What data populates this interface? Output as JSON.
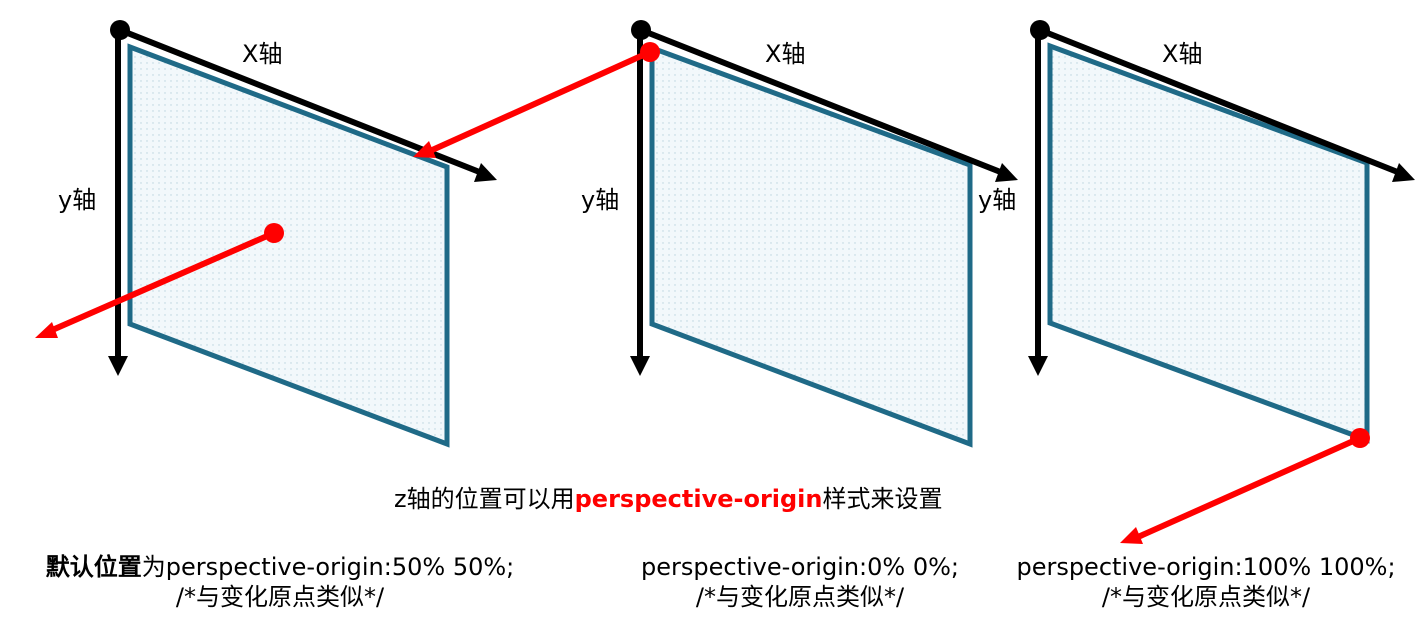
{
  "diagram": {
    "panels": [
      {
        "x_label": "X轴",
        "y_label": "y轴",
        "y_label_right": ""
      },
      {
        "x_label": "X轴",
        "y_label": "y轴",
        "y_label_right": "y轴"
      },
      {
        "x_label": "X轴",
        "y_label": "",
        "y_label_right": ""
      }
    ],
    "colors": {
      "axis": "#000000",
      "plane_stroke": "#1f6a87",
      "plane_fill": "#f2f8fb",
      "origin_marker": "#ff0000"
    },
    "center_caption": {
      "prefix": "z轴的位置可以用",
      "highlight": "perspective-origin",
      "suffix": "样式来设置"
    },
    "captions": [
      {
        "bold": "默认位置",
        "line1": "为perspective-origin:50% 50%;",
        "line2": "/*与变化原点类似*/"
      },
      {
        "bold": "",
        "line1": "perspective-origin:0% 0%;",
        "line2": "/*与变化原点类似*/"
      },
      {
        "bold": "",
        "line1": "perspective-origin:100% 100%;",
        "line2": "/*与变化原点类似*/"
      }
    ]
  }
}
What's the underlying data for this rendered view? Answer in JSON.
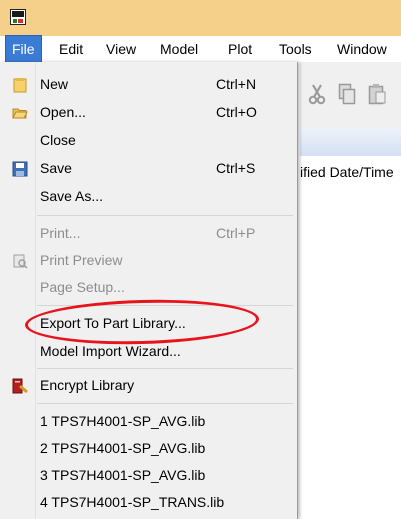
{
  "menubar": {
    "items": [
      {
        "label": "File",
        "active": true
      },
      {
        "label": "Edit"
      },
      {
        "label": "View"
      },
      {
        "label": "Model"
      },
      {
        "label": "Plot"
      },
      {
        "label": "Tools"
      },
      {
        "label": "Window"
      }
    ]
  },
  "background": {
    "column_header": "ified Date/Time"
  },
  "file_menu": {
    "items": [
      {
        "label": "New",
        "shortcut": "Ctrl+N",
        "icon": "new-file-icon",
        "enabled": true
      },
      {
        "label": "Open...",
        "shortcut": "Ctrl+O",
        "icon": "folder-open-icon",
        "enabled": true
      },
      {
        "label": "Close",
        "enabled": true
      },
      {
        "label": "Save",
        "shortcut": "Ctrl+S",
        "icon": "save-disk-icon",
        "enabled": true
      },
      {
        "label": "Save As...",
        "enabled": true
      },
      {
        "label": "Print...",
        "shortcut": "Ctrl+P",
        "enabled": false
      },
      {
        "label": "Print Preview",
        "icon": "print-preview-icon",
        "enabled": false
      },
      {
        "label": "Page Setup...",
        "enabled": false
      },
      {
        "label": "Export To Part Library...",
        "enabled": true,
        "highlighted_by_annotation": true
      },
      {
        "label": "Model Import Wizard...",
        "enabled": true
      },
      {
        "label": "Encrypt Library",
        "icon": "encrypt-library-icon",
        "enabled": true
      },
      {
        "label": "1 TPS7H4001-SP_AVG.lib",
        "enabled": true
      },
      {
        "label": "2 TPS7H4001-SP_AVG.lib",
        "enabled": true
      },
      {
        "label": "3 TPS7H4001-SP_AVG.lib",
        "enabled": true
      },
      {
        "label": "4 TPS7H4001-SP_TRANS.lib",
        "enabled": true
      }
    ]
  },
  "colors": {
    "title_bar": "#f5d08a",
    "menu_active": "#3a7bd5",
    "menu_background": "#f0f0f0",
    "disabled_text": "#8d8d8d",
    "annotation_ellipse": "#e8141c"
  }
}
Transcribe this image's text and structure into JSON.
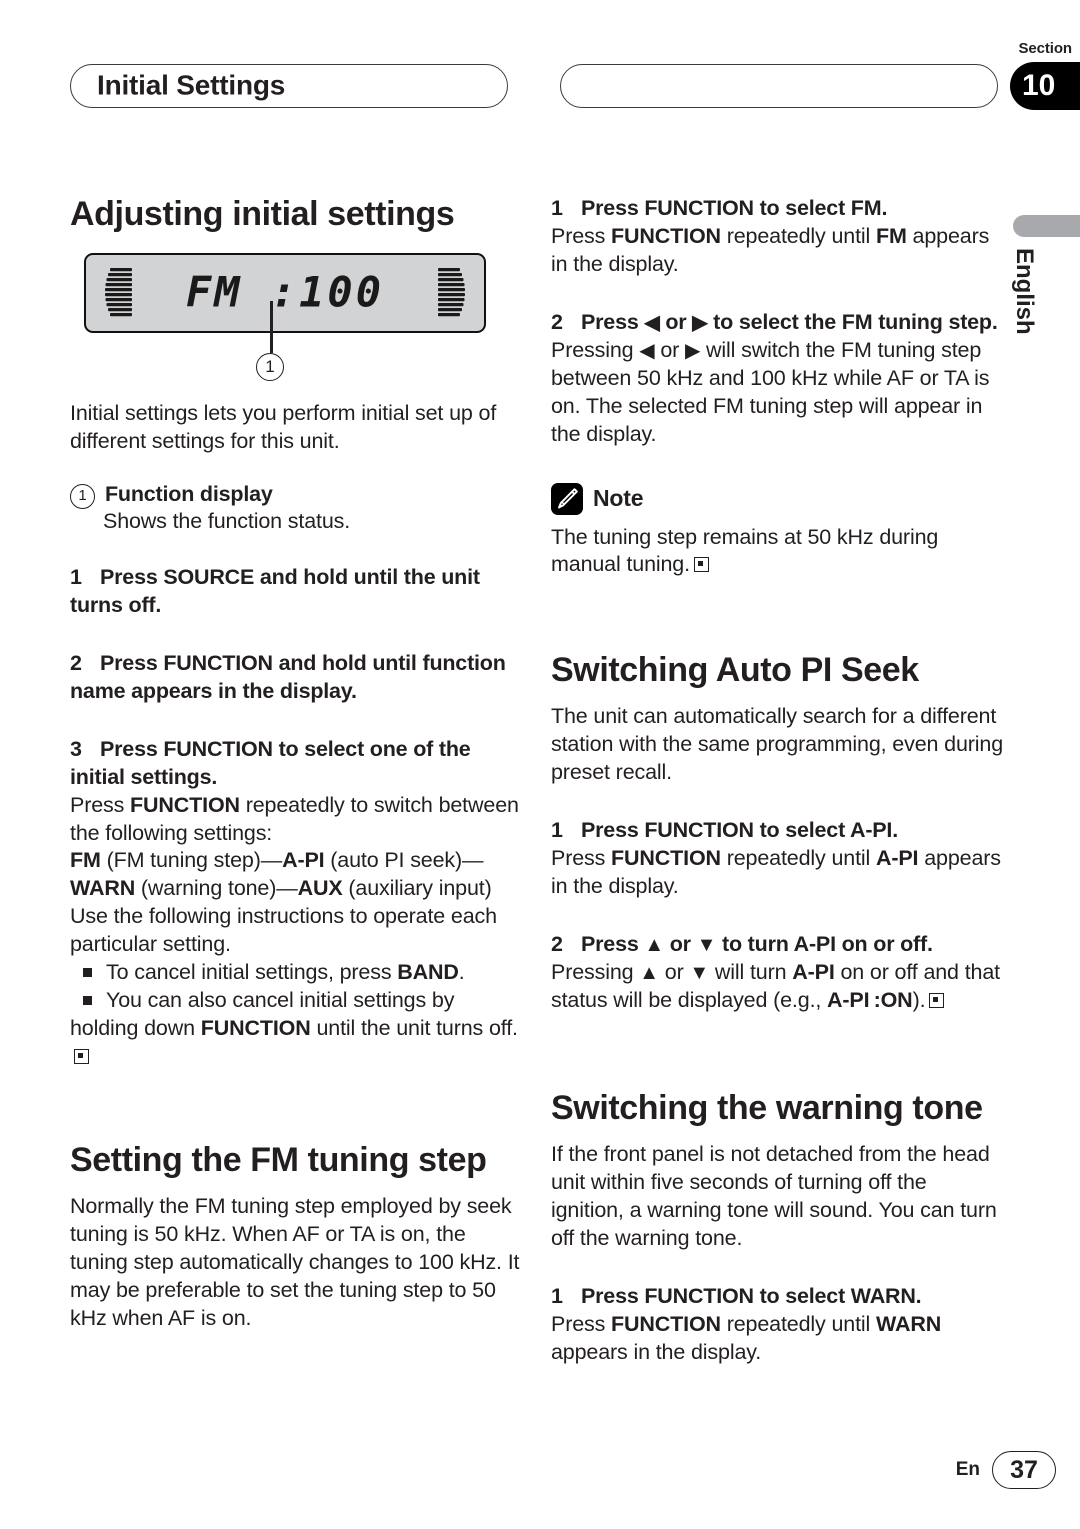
{
  "header": {
    "chapter_title": "Initial Settings",
    "section_label": "Section",
    "section_number": "10",
    "language_tab": "English"
  },
  "figure": {
    "lcd_text": "FM  :100",
    "callout_number": "1",
    "callout_label": "Function display",
    "callout_desc": "Shows the function status."
  },
  "left_column": {
    "heading": "Adjusting initial settings",
    "intro": "Initial settings lets you perform initial set up of different settings for this unit.",
    "steps": [
      {
        "num": "1",
        "title": "Press SOURCE and hold until the unit turns off."
      },
      {
        "num": "2",
        "title": "Press FUNCTION and hold until function name appears in the display."
      },
      {
        "num": "3",
        "title": "Press FUNCTION to select one of the initial settings."
      }
    ],
    "step3_body_1": "Press FUNCTION repeatedly to switch between the following settings:",
    "step3_body_2": "FM (FM tuning step)—A-PI (auto PI seek)—WARN (warning tone)—AUX (auxiliary input)",
    "step3_body_3": "Use the following instructions to operate each particular setting.",
    "bullets": [
      "To cancel initial settings, press BAND.",
      "You can also cancel initial settings by holding down FUNCTION until the unit turns off."
    ],
    "subheading_fm": "Setting the FM tuning step",
    "fm_intro": "Normally the FM tuning step employed by seek tuning is 50 kHz. When AF or TA is on, the tuning step automatically changes to 100 kHz. It may be preferable to set the tuning step to 50 kHz when AF is on."
  },
  "right_column": {
    "fm_steps": [
      {
        "num": "1",
        "title": "Press FUNCTION to select FM.",
        "body": "Press FUNCTION repeatedly until FM appears in the display."
      },
      {
        "num": "2",
        "title": "Press ◀ or ▶ to select the FM tuning step.",
        "body": "Pressing ◀ or ▶ will switch the FM tuning step between 50 kHz and 100 kHz while AF or TA is on. The selected FM tuning step will appear in the display."
      }
    ],
    "note_label": "Note",
    "note_text": "The tuning step remains at 50 kHz during manual tuning.",
    "heading_api": "Switching Auto PI Seek",
    "api_intro": "The unit can automatically search for a different station with the same programming, even during preset recall.",
    "api_steps": [
      {
        "num": "1",
        "title": "Press FUNCTION to select A-PI.",
        "body": "Press FUNCTION repeatedly until A-PI appears in the display."
      },
      {
        "num": "2",
        "title": "Press ▲ or ▼ to turn A-PI on or off.",
        "body": "Pressing ▲ or ▼ will turn A-PI on or off and that status will be displayed (e.g., A-PI :ON)."
      }
    ],
    "heading_warn": "Switching the warning tone",
    "warn_intro": "If the front panel is not detached from the head unit within five seconds of turning off the ignition, a warning tone will sound. You can turn off the warning tone.",
    "warn_steps": [
      {
        "num": "1",
        "title": "Press FUNCTION to select WARN.",
        "body": "Press FUNCTION repeatedly until WARN appears in the display."
      }
    ]
  },
  "footer": {
    "language_code": "En",
    "page_number": "37"
  },
  "colors": {
    "text": "#231f20",
    "lcd_background": "#d2d3d5",
    "tab_gray": "#a7a9ac",
    "badge_black": "#000000"
  }
}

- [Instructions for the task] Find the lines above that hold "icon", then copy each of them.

- [Response]
        "icon": "new-file-icon",
        "icon": "folder-open-icon",
        "icon": "save-disk-icon",
        "icon": "print-preview-icon",
        "icon": "encrypt-library-icon",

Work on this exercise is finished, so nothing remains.